And my own attempts at building desktop applications in Visual Studio all suffer from the same "god, it looks awful" approach as well until I go through and design around various UI guidelines. If you want to design for the new interface, you'll want to use the new tools. So do you use WinForms or WPF? The argument goes around and around. When MS comes out with Vienna or whatever is next and introduces a whole new round of UX (user experience) changes, their toolset will have to be revamped again too.
Maybe the real rule of thumb should be : don't expect any application tool to give you a Microsoft designed user interface (a la Office) without some severe tweaking.
At least, Tim was bang on with "so I am not sure that the arguments were fully persuasive. FoxPro applications will trundle on for a while yet. It is also interesting that C# 3.0 is only now getting integrated database query, which has been a feature of xBase from its earliest days"
His last comment about "FoxPro coming to the end of its life as a product under active development" has to be taken in context. "as a product under active Microsoft development" would likely be more accurate.
But wait, there's something else to be said here. For years now, Microsoft has promoted n-tier design as the ideal way of building applications. There was DNA, COM, COM+, Web Services, and on it goes. And as Toni Feltman pointed out in her Infopath article in Advisor and at Southwest, if you have built your FoxPro application with "redesign" in mind, you are also not likely to be using FoxPro as your user interface (experience) tool - but as your business layer and possibly your data layer.
If the future of user interface design is in tools like Sparkle and WPF (which is XML based), then quite honestly, I would want the best string manipulation tool around to really create awesome interfaces.

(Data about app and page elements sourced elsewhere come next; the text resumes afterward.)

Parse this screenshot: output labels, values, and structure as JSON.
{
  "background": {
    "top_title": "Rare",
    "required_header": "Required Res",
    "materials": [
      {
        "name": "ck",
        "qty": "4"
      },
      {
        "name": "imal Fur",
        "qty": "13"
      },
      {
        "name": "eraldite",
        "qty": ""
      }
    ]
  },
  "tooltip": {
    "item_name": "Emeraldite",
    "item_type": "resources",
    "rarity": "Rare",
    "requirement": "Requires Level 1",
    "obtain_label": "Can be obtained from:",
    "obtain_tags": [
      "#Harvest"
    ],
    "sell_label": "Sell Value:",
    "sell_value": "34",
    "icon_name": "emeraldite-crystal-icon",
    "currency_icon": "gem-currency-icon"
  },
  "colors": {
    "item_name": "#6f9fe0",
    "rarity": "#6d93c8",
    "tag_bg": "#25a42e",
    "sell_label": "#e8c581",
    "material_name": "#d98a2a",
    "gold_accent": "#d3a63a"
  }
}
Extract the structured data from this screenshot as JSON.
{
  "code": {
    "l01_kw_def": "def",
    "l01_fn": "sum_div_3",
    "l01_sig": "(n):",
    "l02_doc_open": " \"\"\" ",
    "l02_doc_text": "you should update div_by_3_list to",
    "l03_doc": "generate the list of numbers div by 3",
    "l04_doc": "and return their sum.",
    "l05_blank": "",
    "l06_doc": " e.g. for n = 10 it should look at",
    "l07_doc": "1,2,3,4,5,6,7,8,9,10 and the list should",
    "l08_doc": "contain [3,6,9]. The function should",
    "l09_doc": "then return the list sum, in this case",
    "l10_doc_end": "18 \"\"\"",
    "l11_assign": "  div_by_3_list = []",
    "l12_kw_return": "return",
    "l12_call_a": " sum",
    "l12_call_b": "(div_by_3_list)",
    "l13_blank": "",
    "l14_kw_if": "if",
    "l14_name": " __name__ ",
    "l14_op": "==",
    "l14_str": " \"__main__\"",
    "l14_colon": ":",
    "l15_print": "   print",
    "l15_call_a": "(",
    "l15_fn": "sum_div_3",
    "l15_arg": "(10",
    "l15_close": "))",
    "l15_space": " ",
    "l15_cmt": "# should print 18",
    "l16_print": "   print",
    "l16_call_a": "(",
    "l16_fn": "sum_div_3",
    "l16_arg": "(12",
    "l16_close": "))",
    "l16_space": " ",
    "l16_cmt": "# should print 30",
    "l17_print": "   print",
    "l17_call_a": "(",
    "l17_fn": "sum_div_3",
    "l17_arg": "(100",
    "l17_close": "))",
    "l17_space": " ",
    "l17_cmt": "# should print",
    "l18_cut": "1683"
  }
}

And Ken Levy showed how you can use VFP to do this back as early as 2005 Devcon.
This isn't to say that if someone said "I want to build a next generation product", the first choice would be Visual FoxPro but it also wouldn't necessarily be Visual Studio, which is what gets touted at these conferences. Remember - Vista isn't built exclusively on DotNet nor is Office. The first response should be "to do what?" and then you take it from there. In many cases, developers may recommend other tools to get the job done.
For years, the FoxPro community used to complain that Microsoft was not doing enough to promote it from within. Ken, Yag and others tried their best - but as this session shows, the issue may not simply have been within Microsoft (although they are always the easiest target to point to). It's the spreading of misinformation from whoever decides to spread it.
It's hard to really say if Remi's intention was to spread mis-information. It's hard because Tim's comments may have been from his own realizations or they may have been from what Remi was saying.
And if you read the comments on Tim's post, they all bear this out. From Snorkel's comment
"Win32 applications are going to be viable for a long long time no matter what MS says. Hell, .net is just a layer on top of win32."
to Dave Crozier's note "Please don’t knock the product without being aware of its capabilities and knowing what you are talking about."
Don't shoot the messenger, in this case, Tim - and I'm sure Remi has some great skills in building database desktop applications, much gleaned from his experience in FoxPro back from 2000 - but today's Visual FoxPro is much different than that from 2-3 years ago.